I've previously asked about converting a family recipe for a cocoa frosting to a coffee frosting instead, and got a pretty good answer, but it's all very theoretical and "try this" and "try that", and I just don't have the time or, to tell the truth, the patience, to experiment like that. I think what I want is an established recipe, or rather, a way to search for an established recipe. Problem is, if you search for "coffee frosting", you get various types of buttercreams, all of which involve copious quantities of powdered sugar.
If I could instead search for "coffee [insert type of frosting here]", I might have better luck. Problem is, haven't the faintest idea what this frosting method/technique is called (assuming it has a name).
Here's the recipe:
Ingredients: 2 heaping

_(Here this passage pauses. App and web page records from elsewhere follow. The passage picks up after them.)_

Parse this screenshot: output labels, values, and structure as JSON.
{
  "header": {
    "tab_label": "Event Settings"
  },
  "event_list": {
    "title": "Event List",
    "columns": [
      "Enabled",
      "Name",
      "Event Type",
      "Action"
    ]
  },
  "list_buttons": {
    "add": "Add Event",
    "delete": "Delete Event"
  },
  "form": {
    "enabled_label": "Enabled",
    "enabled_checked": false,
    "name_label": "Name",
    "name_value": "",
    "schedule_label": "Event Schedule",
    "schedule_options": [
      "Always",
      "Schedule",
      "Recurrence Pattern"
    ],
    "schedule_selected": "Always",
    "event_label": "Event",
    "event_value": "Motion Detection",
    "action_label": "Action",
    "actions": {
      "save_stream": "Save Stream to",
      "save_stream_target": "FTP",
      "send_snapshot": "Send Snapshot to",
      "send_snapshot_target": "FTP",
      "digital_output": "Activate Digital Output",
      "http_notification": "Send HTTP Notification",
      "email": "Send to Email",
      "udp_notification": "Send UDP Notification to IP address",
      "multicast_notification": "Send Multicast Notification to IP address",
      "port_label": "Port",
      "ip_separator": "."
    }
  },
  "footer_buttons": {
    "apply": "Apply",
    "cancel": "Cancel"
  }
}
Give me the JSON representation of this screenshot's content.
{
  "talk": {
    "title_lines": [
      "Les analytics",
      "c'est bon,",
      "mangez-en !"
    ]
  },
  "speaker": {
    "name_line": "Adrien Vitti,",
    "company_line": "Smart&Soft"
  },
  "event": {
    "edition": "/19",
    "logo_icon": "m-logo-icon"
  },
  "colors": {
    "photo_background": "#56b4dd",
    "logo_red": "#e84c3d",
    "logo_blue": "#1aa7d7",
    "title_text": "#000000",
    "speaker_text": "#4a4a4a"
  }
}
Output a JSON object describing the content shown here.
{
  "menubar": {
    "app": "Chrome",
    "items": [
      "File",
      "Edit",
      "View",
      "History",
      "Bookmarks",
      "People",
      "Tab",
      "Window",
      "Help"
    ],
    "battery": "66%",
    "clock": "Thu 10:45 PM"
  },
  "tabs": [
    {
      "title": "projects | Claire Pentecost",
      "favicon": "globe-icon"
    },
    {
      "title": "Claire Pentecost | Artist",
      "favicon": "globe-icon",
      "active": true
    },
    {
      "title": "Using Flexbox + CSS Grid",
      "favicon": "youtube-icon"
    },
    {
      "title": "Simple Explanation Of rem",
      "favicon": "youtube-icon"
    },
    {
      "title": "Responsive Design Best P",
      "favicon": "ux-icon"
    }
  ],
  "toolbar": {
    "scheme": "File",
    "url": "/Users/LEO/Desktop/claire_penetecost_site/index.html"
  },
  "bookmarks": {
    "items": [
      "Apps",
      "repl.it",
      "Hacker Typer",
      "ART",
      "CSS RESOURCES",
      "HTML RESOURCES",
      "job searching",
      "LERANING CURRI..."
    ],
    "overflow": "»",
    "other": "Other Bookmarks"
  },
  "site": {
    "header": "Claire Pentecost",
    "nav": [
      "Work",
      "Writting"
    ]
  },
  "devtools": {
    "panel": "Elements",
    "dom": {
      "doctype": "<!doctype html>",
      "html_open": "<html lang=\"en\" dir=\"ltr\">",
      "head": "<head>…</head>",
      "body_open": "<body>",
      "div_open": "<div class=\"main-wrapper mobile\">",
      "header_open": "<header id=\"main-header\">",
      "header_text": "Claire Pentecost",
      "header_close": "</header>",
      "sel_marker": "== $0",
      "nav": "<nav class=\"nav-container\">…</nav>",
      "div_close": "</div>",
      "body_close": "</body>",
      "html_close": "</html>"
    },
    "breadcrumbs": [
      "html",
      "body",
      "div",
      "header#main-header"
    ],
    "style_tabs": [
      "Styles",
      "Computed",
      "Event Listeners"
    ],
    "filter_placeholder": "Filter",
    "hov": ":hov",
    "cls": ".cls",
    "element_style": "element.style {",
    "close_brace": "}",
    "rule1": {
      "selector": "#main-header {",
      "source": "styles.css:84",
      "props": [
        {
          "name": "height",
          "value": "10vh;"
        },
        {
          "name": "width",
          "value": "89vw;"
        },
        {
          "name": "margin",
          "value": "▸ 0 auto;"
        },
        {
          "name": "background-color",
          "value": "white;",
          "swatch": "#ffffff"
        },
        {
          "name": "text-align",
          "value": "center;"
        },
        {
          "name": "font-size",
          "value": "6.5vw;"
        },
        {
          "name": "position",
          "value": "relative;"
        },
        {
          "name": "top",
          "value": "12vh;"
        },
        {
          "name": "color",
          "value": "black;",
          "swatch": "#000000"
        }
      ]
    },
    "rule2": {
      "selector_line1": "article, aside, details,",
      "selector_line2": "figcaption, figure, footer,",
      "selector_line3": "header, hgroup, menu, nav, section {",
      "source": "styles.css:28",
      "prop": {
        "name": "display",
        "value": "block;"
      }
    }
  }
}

tableserving spoons Dutch-processed cocoa (the original recipe just calls for 2 big spoonfuls, but in family practice, this has morphed to a whole lot more cocoa than that), 3 to 5 tablespoons granulated sugar (depending on how heavy-handed you were with the cocoa), 5 tablespoons water, 8 egg yolks, 2 sticks unsalted butter.
Method: combine everything except the butter in the top of a double boiler. Cook slowly, stirring pretty much constantly, until very thick and sticky. (It'll take a while, and your arms will get pretty tired.) Let cool. Meanwhile, whip the butter until light and fluffy. Combine the completely cooled chocolate mixture and the butter.
Does anyone recognize this type or method of making frosting? Does it have a name?
Looks like I need to edit to make it clear that it's the method that I'm after, not a vague resemblance of the ingredients.
So, the method, in more detail: combine starch (cocoa powder, in this case), sugar, a relatively large quantity of egg yolks, and a relatively tiny quantity of water. Cook in a double boiler, stirring constantly. If you find yourself scraping thickened mixture off the bottom of the pot while the rest of the mixture isn't as thick, immediately remove from the heat and stir like crazy until smooth. Rinse and repeat, until your arms are screaming, and the mixture is so thick that when you lift the whisk, the cream slowly falls off in clumps, rather than in a solid stream. Let cool completely. When cooled, the mixture is about the same texture as butter, just stickier. Thus, you can simply dump the entire cooked mixture into the butter (or the butter into the mixture, makes no difference), without worrying about curdling or separating, and whip away until no streaks remain.
As you can see, there's no cooking of sugar syrup, there's no hoping-the-sugar-will-cook-the-yolks-without-curdling-them, there's no dropping-the-butter-into-the-cream-in-small-cubes-and-praying-it-incorporates, and there is starch, so it is absolutely, positively NOT a French buttercream. The relatively tiny quantity of liquid means that this doesn't really resemble a German buttercream or a "flour buttercream", either, though a German buttercream made creme mousseline style (i.e. with pastry cream instead of custard) gets tantalizingly close...